Monday, 10 March 2014


Choke chains damage dogs, cause pain and can cause behavioural problems. Choke chains have been directly linked to to the following;

        Injured ocular blood vessels

        Tracheal and oesophageal damage

        Severely sprained necks

        Cases of fainting

        Transient foreleg paralysis

        Laryngeal nerve paralysis

        Hind leg ataxia

If you don’t use a choke chain to stop the pulling then what should you use?

You could use a flat collar, harness or head collar. There are many different types in the market and it is important that you choose the right one for your type of dog. You could also train your dog not to pull. By finding a qualified trainer in your area you could attend classes and learn how to train your dog positively without aversive methods how to teach your dog to walk without pulling.
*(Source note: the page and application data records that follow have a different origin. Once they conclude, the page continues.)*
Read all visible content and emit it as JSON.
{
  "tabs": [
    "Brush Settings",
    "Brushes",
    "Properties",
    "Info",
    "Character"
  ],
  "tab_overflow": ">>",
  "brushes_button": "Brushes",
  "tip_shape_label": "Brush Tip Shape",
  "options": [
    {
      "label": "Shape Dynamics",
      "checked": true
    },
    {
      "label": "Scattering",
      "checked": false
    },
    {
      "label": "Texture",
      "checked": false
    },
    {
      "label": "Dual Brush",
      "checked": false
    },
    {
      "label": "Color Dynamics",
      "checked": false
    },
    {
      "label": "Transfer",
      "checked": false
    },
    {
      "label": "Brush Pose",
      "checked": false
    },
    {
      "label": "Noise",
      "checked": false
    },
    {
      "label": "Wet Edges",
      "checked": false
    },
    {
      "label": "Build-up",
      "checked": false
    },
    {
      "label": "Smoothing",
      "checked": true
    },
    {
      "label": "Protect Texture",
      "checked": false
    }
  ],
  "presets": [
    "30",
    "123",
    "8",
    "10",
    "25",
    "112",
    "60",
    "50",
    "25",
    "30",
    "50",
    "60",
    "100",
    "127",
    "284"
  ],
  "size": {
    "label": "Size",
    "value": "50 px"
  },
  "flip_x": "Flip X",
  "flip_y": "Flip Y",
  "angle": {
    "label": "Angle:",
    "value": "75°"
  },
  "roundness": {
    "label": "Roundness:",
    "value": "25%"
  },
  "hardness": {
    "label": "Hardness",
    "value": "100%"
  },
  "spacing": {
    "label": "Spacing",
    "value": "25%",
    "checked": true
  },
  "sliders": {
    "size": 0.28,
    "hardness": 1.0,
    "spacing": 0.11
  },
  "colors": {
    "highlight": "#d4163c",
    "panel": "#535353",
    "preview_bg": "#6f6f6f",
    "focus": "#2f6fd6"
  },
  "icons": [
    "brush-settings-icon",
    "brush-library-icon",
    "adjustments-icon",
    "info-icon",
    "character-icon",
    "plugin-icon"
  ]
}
There have been many studies onto the effects of correcting your dog using choke chains.

“In a retrospective study on spinal pain, injury or changes in dogs conducted in Sweden, Hallgreen (1992) found that 91% of dogs with cervical anomalies experienced harsh jerks on lead or had a long history of pulling on the lead. Use of chokers were also over expressed in this group. This strongly suggests that such corrections are potentially injurious”.

Karen Overall MA, VMD, PhD, DACVB Clinical behavioural medicine for small animals.

In 30 years of practise Including 22 years as a veterinary advisor to a police dog section) I have seen numerous severely strained necks, cases of fainting, transient foreleg paresis and hind leg ataxia after robust use of the choke chain.

When the practise of slamming the dog sideways with a jerk that brought the foreparts clear of the ground and two or three feet towards the handler, became popular in the 1970’s the resulting painful condition was known as Woodhouse neck in this practise. Some of these cases exhibited misalignment of cervical vertebrae on radiographs. It is suggested that an existing spondylopathy renders these dogs more vulnerable to injury. Robin Walker BVetMed MRCVS.

Two authoritative references which should put you in no doubt that you should never use a choke chain or slip lead for correcting a dog that pulls on the lead. You should seriously consider any advice given to you to put a check chain on your dog as a means to correct lead pulling.